▸ **Entries taken from a collection**
□ □ □
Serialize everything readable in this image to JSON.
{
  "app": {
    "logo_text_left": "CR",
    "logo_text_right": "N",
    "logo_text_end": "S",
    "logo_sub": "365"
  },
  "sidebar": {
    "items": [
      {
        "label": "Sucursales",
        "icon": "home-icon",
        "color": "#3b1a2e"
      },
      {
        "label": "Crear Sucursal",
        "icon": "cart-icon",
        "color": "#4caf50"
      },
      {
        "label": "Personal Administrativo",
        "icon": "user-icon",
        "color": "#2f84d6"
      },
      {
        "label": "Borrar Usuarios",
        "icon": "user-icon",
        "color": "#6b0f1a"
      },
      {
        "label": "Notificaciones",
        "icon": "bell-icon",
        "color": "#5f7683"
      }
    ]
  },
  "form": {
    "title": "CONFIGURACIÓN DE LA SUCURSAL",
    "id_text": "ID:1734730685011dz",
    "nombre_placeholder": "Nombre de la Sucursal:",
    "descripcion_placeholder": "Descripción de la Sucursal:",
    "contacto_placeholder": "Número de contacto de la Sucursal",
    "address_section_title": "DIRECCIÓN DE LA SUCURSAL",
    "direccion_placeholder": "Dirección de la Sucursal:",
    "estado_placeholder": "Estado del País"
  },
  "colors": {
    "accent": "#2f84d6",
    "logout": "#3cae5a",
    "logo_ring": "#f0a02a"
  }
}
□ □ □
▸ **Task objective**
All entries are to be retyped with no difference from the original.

▸ **Your solution**
Serialize everything readable in this image to JSON.
{
  "app": {
    "logo_text_left": "CR",
    "logo_text_right": "N",
    "logo_text_end": "S",
    "logo_sub": "365"
  },
  "sidebar": {
    "items": [
      {
        "label": "Sucursales",
        "icon": "home-icon",
        "color": "#3b1a2e"
      },
      {
        "label": "Crear Sucursal",
        "icon": "cart-icon",
        "color": "#4caf50"
      },
      {
        "label": "Personal Administrativo",
        "icon": "user-icon",
        "color": "#2f84d6"
      },
      {
        "label": "Borrar Usuarios",
        "icon": "user-icon",
        "color": "#6b0f1a"
      },
      {
        "label": "Notificaciones",
        "icon": "bell-icon",
        "color": "#5f7683"
      }
    ]
  },
  "form": {
    "title": "CONFIGURACIÓN DE LA SUCURSAL",
    "id_text": "ID:1734730685011dz",
    "nombre_placeholder": "Nombre de la Sucursal:",
    "descripcion_placeholder": "Descripción de la Sucursal:",
    "contacto_placeholder": "Número de contacto de la Sucursal",
    "address_section_title": "DIRECCIÓN DE LA SUCURSAL",
    "direccion_placeholder": "Dirección de la Sucursal:",
    "estado_placeholder": "Estado del País"
  },
  "colors": {
    "accent": "#2f84d6",
    "logout": "#3cae5a",
    "logo_ring": "#f0a02a"
  }
}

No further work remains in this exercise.